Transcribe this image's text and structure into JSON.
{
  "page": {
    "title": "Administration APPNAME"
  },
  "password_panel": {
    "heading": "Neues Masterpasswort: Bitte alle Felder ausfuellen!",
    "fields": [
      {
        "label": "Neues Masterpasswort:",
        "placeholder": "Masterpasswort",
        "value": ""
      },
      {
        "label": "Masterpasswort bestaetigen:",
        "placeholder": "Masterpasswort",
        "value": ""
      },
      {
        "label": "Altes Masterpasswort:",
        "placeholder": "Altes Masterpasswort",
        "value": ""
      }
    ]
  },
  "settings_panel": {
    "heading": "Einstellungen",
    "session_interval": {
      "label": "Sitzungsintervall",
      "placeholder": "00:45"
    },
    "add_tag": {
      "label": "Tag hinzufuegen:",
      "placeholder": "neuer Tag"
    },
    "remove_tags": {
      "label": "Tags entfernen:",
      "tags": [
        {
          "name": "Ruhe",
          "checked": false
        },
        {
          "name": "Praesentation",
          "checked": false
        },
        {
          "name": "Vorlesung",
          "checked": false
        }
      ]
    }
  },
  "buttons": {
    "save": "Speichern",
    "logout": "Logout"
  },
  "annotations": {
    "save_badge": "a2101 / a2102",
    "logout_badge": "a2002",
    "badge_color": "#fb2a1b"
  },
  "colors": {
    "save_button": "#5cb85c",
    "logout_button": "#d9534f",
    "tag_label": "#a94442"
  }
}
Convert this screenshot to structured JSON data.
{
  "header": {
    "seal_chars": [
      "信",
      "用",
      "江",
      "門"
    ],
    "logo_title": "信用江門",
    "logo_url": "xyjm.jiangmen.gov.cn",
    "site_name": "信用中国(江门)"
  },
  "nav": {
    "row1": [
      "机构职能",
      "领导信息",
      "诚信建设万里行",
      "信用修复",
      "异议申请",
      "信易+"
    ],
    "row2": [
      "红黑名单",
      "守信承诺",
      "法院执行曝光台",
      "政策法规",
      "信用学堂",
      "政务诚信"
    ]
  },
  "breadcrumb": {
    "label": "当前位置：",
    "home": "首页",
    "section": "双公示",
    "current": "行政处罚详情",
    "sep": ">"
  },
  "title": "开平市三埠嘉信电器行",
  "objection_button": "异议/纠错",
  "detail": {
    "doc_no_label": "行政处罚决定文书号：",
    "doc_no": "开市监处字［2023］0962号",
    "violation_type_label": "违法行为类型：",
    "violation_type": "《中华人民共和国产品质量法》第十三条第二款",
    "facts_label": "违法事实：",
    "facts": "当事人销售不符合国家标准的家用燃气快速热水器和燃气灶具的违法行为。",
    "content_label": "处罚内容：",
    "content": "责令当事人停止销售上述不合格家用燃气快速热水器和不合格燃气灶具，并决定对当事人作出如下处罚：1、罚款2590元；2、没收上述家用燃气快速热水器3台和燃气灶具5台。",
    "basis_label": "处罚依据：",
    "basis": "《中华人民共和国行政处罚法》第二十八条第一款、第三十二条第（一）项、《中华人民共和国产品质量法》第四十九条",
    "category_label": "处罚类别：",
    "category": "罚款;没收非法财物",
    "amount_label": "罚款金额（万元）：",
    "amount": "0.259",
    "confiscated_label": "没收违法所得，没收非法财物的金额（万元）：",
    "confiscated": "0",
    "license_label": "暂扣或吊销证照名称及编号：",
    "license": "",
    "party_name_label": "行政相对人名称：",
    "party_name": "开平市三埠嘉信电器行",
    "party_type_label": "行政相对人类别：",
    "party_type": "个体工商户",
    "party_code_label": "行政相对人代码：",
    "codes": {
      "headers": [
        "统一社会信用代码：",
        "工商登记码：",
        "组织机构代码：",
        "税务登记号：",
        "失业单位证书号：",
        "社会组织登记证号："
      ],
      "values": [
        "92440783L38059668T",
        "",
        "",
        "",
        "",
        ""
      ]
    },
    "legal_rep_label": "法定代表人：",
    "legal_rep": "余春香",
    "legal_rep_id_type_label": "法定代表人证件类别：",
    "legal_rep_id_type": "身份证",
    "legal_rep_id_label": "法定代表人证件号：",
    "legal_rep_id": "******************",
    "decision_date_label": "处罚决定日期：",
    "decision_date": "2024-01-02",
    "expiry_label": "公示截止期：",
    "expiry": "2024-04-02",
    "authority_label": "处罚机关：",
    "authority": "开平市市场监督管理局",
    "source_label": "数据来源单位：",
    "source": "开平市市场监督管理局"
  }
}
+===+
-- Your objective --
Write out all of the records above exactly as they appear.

-- Answer --
Transcribe this image's text and structure into JSON.
{
  "page": {
    "title": "Administration APPNAME"
  },
  "password_panel": {
    "heading": "Neues Masterpasswort: Bitte alle Felder ausfuellen!",
    "fields": [
      {
        "label": "Neues Masterpasswort:",
        "placeholder": "Masterpasswort",
        "value": ""
      },
      {
        "label": "Masterpasswort bestaetigen:",
        "placeholder": "Masterpasswort",
        "value": ""
      },
      {
        "label": "Altes Masterpasswort:",
        "placeholder": "Altes Masterpasswort",
        "value": ""
      }
    ]
  },
  "settings_panel": {
    "heading": "Einstellungen",
    "session_interval": {
      "label": "Sitzungsintervall",
      "placeholder": "00:45"
    },
    "add_tag": {
      "label": "Tag hinzufuegen:",
      "placeholder": "neuer Tag"
    },
    "remove_tags": {
      "label": "Tags entfernen:",
      "tags": [
        {
          "name": "Ruhe",
          "checked": false
        },
        {
          "name": "Praesentation",
          "checked": false
        },
        {
          "name": "Vorlesung",
          "checked": false
        }
      ]
    }
  },
  "buttons": {
    "save": "Speichern",
    "logout": "Logout"
  },
  "annotations": {
    "save_badge": "a2101 / a2102",
    "logout_badge": "a2002",
    "badge_color": "#fb2a1b"
  },
  "colors": {
    "save_button": "#5cb85c",
    "logout_button": "#d9534f",
    "tag_label": "#a94442"
  }
}
Convert this screenshot to structured JSON data.
{
  "header": {
    "seal_chars": [
      "信",
      "用",
      "江",
      "門"
    ],
    "logo_title": "信用江門",
    "logo_url": "xyjm.jiangmen.gov.cn",
    "site_name": "信用中国(江门)"
  },
  "nav": {
    "row1": [
      "机构职能",
      "领导信息",
      "诚信建设万里行",
      "信用修复",
      "异议申请",
      "信易+"
    ],
    "row2": [
      "红黑名单",
      "守信承诺",
      "法院执行曝光台",
      "政策法规",
      "信用学堂",
      "政务诚信"
    ]
  },
  "breadcrumb": {
    "label": "当前位置：",
    "home": "首页",
    "section": "双公示",
    "current": "行政处罚详情",
    "sep": ">"
  },
  "title": "开平市三埠嘉信电器行",
  "objection_button": "异议/纠错",
  "detail": {
    "doc_no_label": "行政处罚决定文书号：",
    "doc_no": "开市监处字［2023］0962号",
    "violation_type_label": "违法行为类型：",
    "violation_type": "《中华人民共和国产品质量法》第十三条第二款",
    "facts_label": "违法事实：",
    "facts": "当事人销售不符合国家标准的家用燃气快速热水器和燃气灶具的违法行为。",
    "content_label": "处罚内容：",
    "content": "责令当事人停止销售上述不合格家用燃气快速热水器和不合格燃气灶具，并决定对当事人作出如下处罚：1、罚款2590元；2、没收上述家用燃气快速热水器3台和燃气灶具5台。",
    "basis_label": "处罚依据：",
    "basis": "《中华人民共和国行政处罚法》第二十八条第一款、第三十二条第（一）项、《中华人民共和国产品质量法》第四十九条",
    "category_label": "处罚类别：",
    "category": "罚款;没收非法财物",
    "amount_label": "罚款金额（万元）：",
    "amount": "0.259",
    "confiscated_label": "没收违法所得，没收非法财物的金额（万元）：",
    "confiscated": "0",
    "license_label": "暂扣或吊销证照名称及编号：",
    "license": "",
    "party_name_label": "行政相对人名称：",
    "party_name": "开平市三埠嘉信电器行",
    "party_type_label": "行政相对人类别：",
    "party_type": "个体工商户",
    "party_code_label": "行政相对人代码：",
    "codes": {
      "headers": [
        "统一社会信用代码：",
        "工商登记码：",
        "组织机构代码：",
        "税务登记号：",
        "失业单位证书号：",
        "社会组织登记证号："
      ],
      "values": [
        "92440783L38059668T",
        "",
        "",
        "",
        "",
        ""
      ]
    },
    "legal_rep_label": "法定代表人：",
    "legal_rep": "余春香",
    "legal_rep_id_type_label": "法定代表人证件类别：",
    "legal_rep_id_type": "身份证",
    "legal_rep_id_label": "法定代表人证件号：",
    "legal_rep_id": "******************",
    "decision_date_label": "处罚决定日期：",
    "decision_date": "2024-01-02",
    "expiry_label": "公示截止期：",
    "expiry": "2024-04-02",
    "authority_label": "处罚机关：",
    "authority": "开平市市场监督管理局",
    "source_label": "数据来源单位：",
    "source": "开平市市场监督管理局"
  }
}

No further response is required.